*ASSIGNED TASK*.
Give back each line of the listing precisely as written.

*MATERIAL FOR THIS EXERCISE*.
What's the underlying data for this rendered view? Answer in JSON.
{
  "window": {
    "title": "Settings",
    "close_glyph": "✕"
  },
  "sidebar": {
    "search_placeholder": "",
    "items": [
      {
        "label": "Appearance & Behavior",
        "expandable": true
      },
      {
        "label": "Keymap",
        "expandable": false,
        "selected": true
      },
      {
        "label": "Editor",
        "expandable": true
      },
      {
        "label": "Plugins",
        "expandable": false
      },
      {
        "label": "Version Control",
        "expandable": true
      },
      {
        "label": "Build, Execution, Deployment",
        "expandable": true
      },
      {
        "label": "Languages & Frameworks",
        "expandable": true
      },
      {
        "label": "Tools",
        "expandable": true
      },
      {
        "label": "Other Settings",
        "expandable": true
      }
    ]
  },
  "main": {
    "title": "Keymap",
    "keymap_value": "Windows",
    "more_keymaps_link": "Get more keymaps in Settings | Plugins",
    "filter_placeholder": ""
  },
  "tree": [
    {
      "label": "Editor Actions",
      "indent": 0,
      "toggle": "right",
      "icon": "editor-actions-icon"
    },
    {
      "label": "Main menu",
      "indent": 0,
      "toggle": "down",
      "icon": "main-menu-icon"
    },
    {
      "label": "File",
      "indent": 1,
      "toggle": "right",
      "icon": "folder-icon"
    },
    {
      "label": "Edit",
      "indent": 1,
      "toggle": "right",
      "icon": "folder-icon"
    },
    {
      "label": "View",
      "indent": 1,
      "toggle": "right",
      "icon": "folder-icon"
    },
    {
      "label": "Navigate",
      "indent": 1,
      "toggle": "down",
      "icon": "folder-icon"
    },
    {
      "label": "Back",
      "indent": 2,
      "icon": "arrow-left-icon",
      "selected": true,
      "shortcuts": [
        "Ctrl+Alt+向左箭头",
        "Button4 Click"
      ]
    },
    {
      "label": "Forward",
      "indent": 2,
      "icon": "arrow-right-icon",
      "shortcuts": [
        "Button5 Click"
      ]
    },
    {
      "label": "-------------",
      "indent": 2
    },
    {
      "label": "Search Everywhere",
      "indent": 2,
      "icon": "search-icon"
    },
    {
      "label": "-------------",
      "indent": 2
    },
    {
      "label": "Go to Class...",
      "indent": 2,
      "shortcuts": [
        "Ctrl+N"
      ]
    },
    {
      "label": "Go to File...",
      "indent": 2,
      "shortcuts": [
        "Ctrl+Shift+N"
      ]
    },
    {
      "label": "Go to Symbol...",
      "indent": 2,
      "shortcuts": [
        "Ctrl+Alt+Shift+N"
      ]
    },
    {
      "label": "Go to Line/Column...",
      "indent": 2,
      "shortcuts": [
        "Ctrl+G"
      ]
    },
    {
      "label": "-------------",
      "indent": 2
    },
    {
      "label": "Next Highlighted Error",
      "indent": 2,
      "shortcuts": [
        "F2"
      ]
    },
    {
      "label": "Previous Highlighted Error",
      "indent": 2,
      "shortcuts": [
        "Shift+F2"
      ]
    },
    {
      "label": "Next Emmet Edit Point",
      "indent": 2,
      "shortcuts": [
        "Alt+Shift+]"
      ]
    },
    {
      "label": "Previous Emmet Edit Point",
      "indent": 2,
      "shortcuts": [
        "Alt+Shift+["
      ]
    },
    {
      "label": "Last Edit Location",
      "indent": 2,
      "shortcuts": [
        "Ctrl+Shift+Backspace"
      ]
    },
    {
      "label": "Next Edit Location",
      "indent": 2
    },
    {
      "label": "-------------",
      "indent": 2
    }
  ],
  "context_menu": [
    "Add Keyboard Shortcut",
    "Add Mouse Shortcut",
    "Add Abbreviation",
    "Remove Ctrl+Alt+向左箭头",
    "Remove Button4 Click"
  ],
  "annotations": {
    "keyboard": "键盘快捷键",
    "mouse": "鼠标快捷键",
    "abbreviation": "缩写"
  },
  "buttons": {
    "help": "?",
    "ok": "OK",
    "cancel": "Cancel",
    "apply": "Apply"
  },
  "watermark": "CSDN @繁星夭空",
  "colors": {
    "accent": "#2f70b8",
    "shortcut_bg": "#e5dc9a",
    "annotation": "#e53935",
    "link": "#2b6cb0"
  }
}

*ANSWER SPACE*.
What's the underlying data for this rendered view? Answer in JSON.
{
  "window": {
    "title": "Settings",
    "close_glyph": "✕"
  },
  "sidebar": {
    "search_placeholder": "",
    "items": [
      {
        "label": "Appearance & Behavior",
        "expandable": true
      },
      {
        "label": "Keymap",
        "expandable": false,
        "selected": true
      },
      {
        "label": "Editor",
        "expandable": true
      },
      {
        "label": "Plugins",
        "expandable": false
      },
      {
        "label": "Version Control",
        "expandable": true
      },
      {
        "label": "Build, Execution, Deployment",
        "expandable": true
      },
      {
        "label": "Languages & Frameworks",
        "expandable": true
      },
      {
        "label": "Tools",
        "expandable": true
      },
      {
        "label": "Other Settings",
        "expandable": true
      }
    ]
  },
  "main": {
    "title": "Keymap",
    "keymap_value": "Windows",
    "more_keymaps_link": "Get more keymaps in Settings | Plugins",
    "filter_placeholder": ""
  },
  "tree": [
    {
      "label": "Editor Actions",
      "indent": 0,
      "toggle": "right",
      "icon": "editor-actions-icon"
    },
    {
      "label": "Main menu",
      "indent": 0,
      "toggle": "down",
      "icon": "main-menu-icon"
    },
    {
      "label": "File",
      "indent": 1,
      "toggle": "right",
      "icon": "folder-icon"
    },
    {
      "label": "Edit",
      "indent": 1,
      "toggle": "right",
      "icon": "folder-icon"
    },
    {
      "label": "View",
      "indent": 1,
      "toggle": "right",
      "icon": "folder-icon"
    },
    {
      "label": "Navigate",
      "indent": 1,
      "toggle": "down",
      "icon": "folder-icon"
    },
    {
      "label": "Back",
      "indent": 2,
      "icon": "arrow-left-icon",
      "selected": true,
      "shortcuts": [
        "Ctrl+Alt+向左箭头",
        "Button4 Click"
      ]
    },
    {
      "label": "Forward",
      "indent": 2,
      "icon": "arrow-right-icon",
      "shortcuts": [
        "Button5 Click"
      ]
    },
    {
      "label": "-------------",
      "indent": 2
    },
    {
      "label": "Search Everywhere",
      "indent": 2,
      "icon": "search-icon"
    },
    {
      "label": "-------------",
      "indent": 2
    },
    {
      "label": "Go to Class...",
      "indent": 2,
      "shortcuts": [
        "Ctrl+N"
      ]
    },
    {
      "label": "Go to File...",
      "indent": 2,
      "shortcuts": [
        "Ctrl+Shift+N"
      ]
    },
    {
      "label": "Go to Symbol...",
      "indent": 2,
      "shortcuts": [
        "Ctrl+Alt+Shift+N"
      ]
    },
    {
      "label": "Go to Line/Column...",
      "indent": 2,
      "shortcuts": [
        "Ctrl+G"
      ]
    },
    {
      "label": "-------------",
      "indent": 2
    },
    {
      "label": "Next Highlighted Error",
      "indent": 2,
      "shortcuts": [
        "F2"
      ]
    },
    {
      "label": "Previous Highlighted Error",
      "indent": 2,
      "shortcuts": [
        "Shift+F2"
      ]
    },
    {
      "label": "Next Emmet Edit Point",
      "indent": 2,
      "shortcuts": [
        "Alt+Shift+]"
      ]
    },
    {
      "label": "Previous Emmet Edit Point",
      "indent": 2,
      "shortcuts": [
        "Alt+Shift+["
      ]
    },
    {
      "label": "Last Edit Location",
      "indent": 2,
      "shortcuts": [
        "Ctrl+Shift+Backspace"
      ]
    },
    {
      "label": "Next Edit Location",
      "indent": 2
    },
    {
      "label": "-------------",
      "indent": 2
    }
  ],
  "context_menu": [
    "Add Keyboard Shortcut",
    "Add Mouse Shortcut",
    "Add Abbreviation",
    "Remove Ctrl+Alt+向左箭头",
    "Remove Button4 Click"
  ],
  "annotations": {
    "keyboard": "键盘快捷键",
    "mouse": "鼠标快捷键",
    "abbreviation": "缩写"
  },
  "buttons": {
    "help": "?",
    "ok": "OK",
    "cancel": "Cancel",
    "apply": "Apply"
  },
  "watermark": "CSDN @繁星夭空",
  "colors": {
    "accent": "#2f70b8",
    "shortcut_bg": "#e5dc9a",
    "annotation": "#e53935",
    "link": "#2b6cb0"
  }
}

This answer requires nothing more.